Tuesday, 30 September 2008

Web 2.0 Hype


   I explained in my recent Knowledge Infusion webinar that I think web 2.0 and social networking tools can lead to transformational changes in organisations, and made the same point in show 001 of TalkingHR.

But do these opportunities really exist, or am I just falling for the hype / bubble around web 2.0?

I've had this question at the back of my mind for a while (since someone challenged me with a comment on this blog back in April), so I was pleased to receive a copy of Gardner's book, 'Mastering the Hype Cycle'.

I first came across the hype cycle when Jim Holincheck very kindly sent me a copy of Gartner's report, 'Hype Cycle for Human Capital Management Software' last year.

However, the book explains that the cycle was actually developed in 1995 while looking at the common patterns involved in the introduction of new technologies such as artificial intelligence, video on demand and the 'newly emerging world wide web'.  I missed it as I was just moving out of IT into HR at that time.

A bit like the S curve, the hype cycle shows that innovation adoption does not happen as a straight line but follows a predictable curve, travelling through the following five phases:

1. "Technology Trigger"
The first phase of a Hype Cycle is the "technology trigger" or breakthrough, product launch or other event that generates significant press and interest.

2. "Peak of Inflated Expectations"
In the next phase, a frenzy of publicity typically generates over-enthusiasm and unrealistic expectations. There may be some successful applications of a technology, but there are typically more failures.

3. "Trough of Disillusionment"
Technologies enter the "trough of disillusionment" because they fail to meet expectations and quickly become unfashionable. Consequently, the press usually abandons the topic and the technology.

4. "Slope of Enlightenment"
Although the press may have stopped covering the technology, some businesses continue through the "slope of enlightenment" and experiment to understand the benefits and practical application of the technology.


5. "Plateau of Productivity"
A technology reaches the "plateau of productivity" as the benefits of it become widely demonstrated and accepted. The technology becomes increasingly stable and evolves in second and third generations. The final height of the plateau varies according to whether the technology is broadly applicable or benefits only a niche market


The book provides some good examples of hype cycles and also explain its causes, which include:

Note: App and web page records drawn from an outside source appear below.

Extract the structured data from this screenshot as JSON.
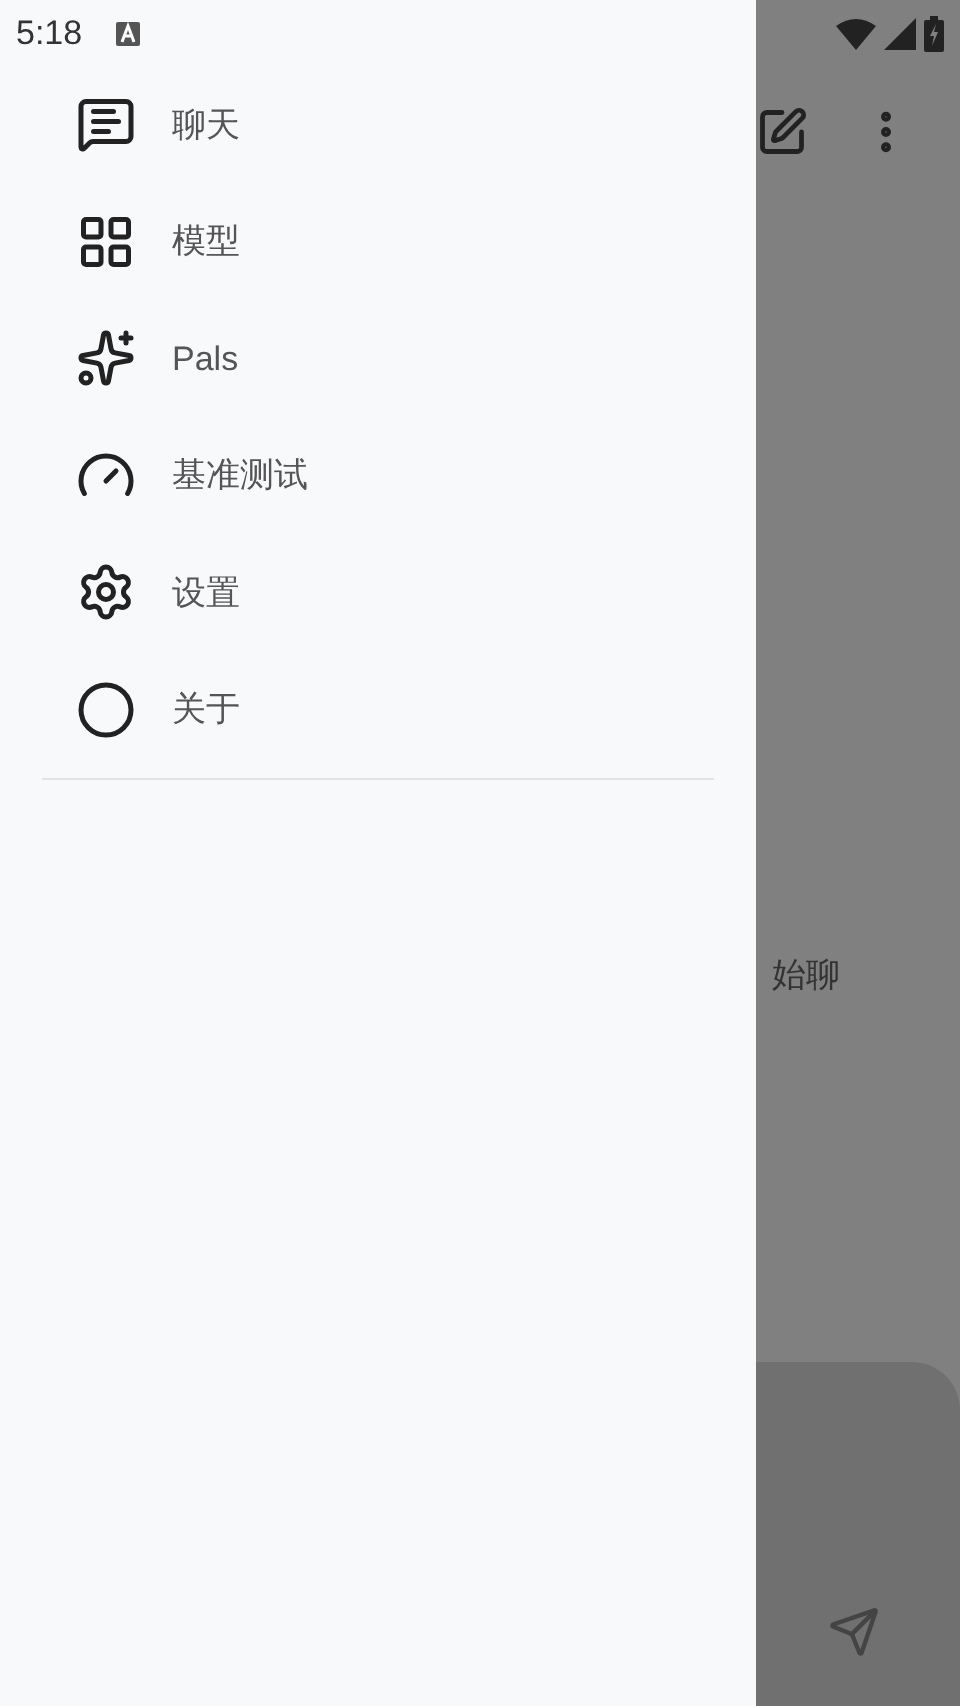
{
  "status_bar": {
    "time": "5:18"
  },
  "drawer": {
    "items": [
      {
        "label": "聊天"
      },
      {
        "label": "模型"
      },
      {
        "label": "Pals"
      },
      {
        "label": "基准测试"
      },
      {
        "label": "设置"
      },
      {
        "label": "关于"
      }
    ]
  },
  "background_page": {
    "message": "始聊"
  }
}
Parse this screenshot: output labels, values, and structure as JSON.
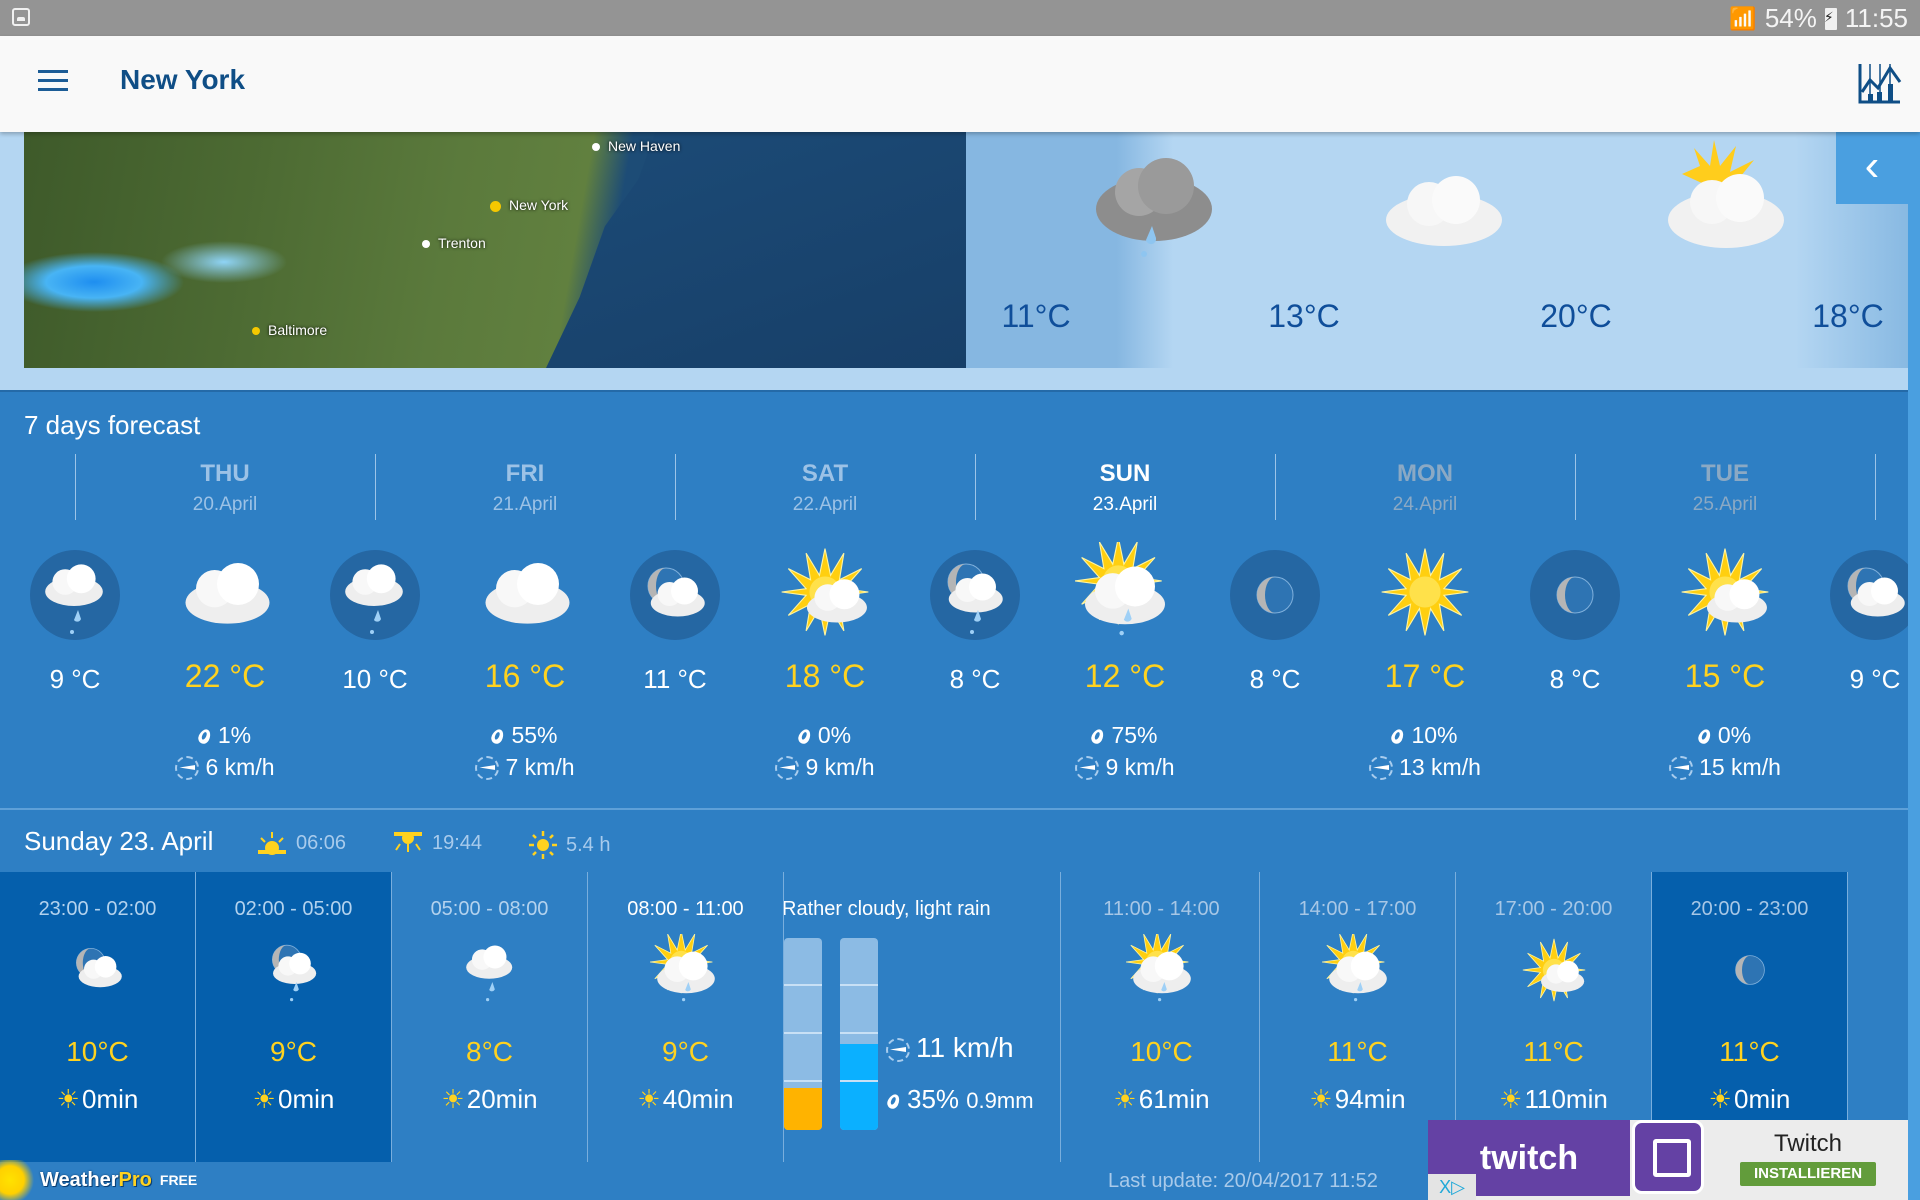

Social Contagion
"Although we might not like to admit it, we humans are at our core extraordinarily sensitive to what others around us are doing and saying.  We want to be seen as individuals, yet not be perceived as too different. 

Our tendency to be influenced by others probably originates from raw survival needs.  Early humans who joined the crowd fleeing from an unseen enemy probably lived to tell the tale.  If they insisted on validating the appropriateness of their cave colleague's behaviour through personal research, they probably found themselves wiped out of the gene pool by a herd of stampeding mammoths."


"[This is] a common social framework of attitudes, outlook, values, and expectations...  Innovations that fit within the framework are more likely to attract attention and generate excitement than those that take us in a fundamentally different direction."


The book lists the dangers inherent in adopting new technology (adopting too early, giving up too soon, adopting too late. and hanging on too long).  However, the movements in the cycle also provide opportunities, for example in the recruitment of:

  • Scarce talent looking to sell their knowledge and skills at a premium near the peak of the cycle
  • Demotivated but highly experienced talent during the trough
  • Talent with considerable relevant experience who want to stay aligned with a specific innovation as it moves from slope to plateau.


There's also a process to navigate the cycle: scope, track, rank, evaluate, evangelise and transfer (STREET).

One point I was pleased to see Gartner make, and that I completely agree with is that "the hype cycle really isn’t about technology, but about the human reaction to anything new – in particular the mismatch between expectations and reality".


So what about web 2.0?  Well, the book doesn't really deal with this, and I guess Gartner doesn't want to impact sales of its recent emerging technologies report.

But according to other bloggers, this report shows corporate blogging, wikis and social network analysis entering into the slope of enlightenment.

Microblogging is still in the technology trigger stage (and prediction markets seem to have dropped off the cycle since Gartner's 2006 report).

But web 2.0 is now entering the trough of disillusionment, so we may be going to see a bust in this bubble quite soon.  But Gartner still sound quite upbeat:

"Although Web 2.0 is now entering the Trough of Disillusionment, it will emerge within two years to have transformational impact, as companies steadily gain more experience and success with both the technologies and the cultural implications,"


What do you think?  It'd be great to have your comments on this.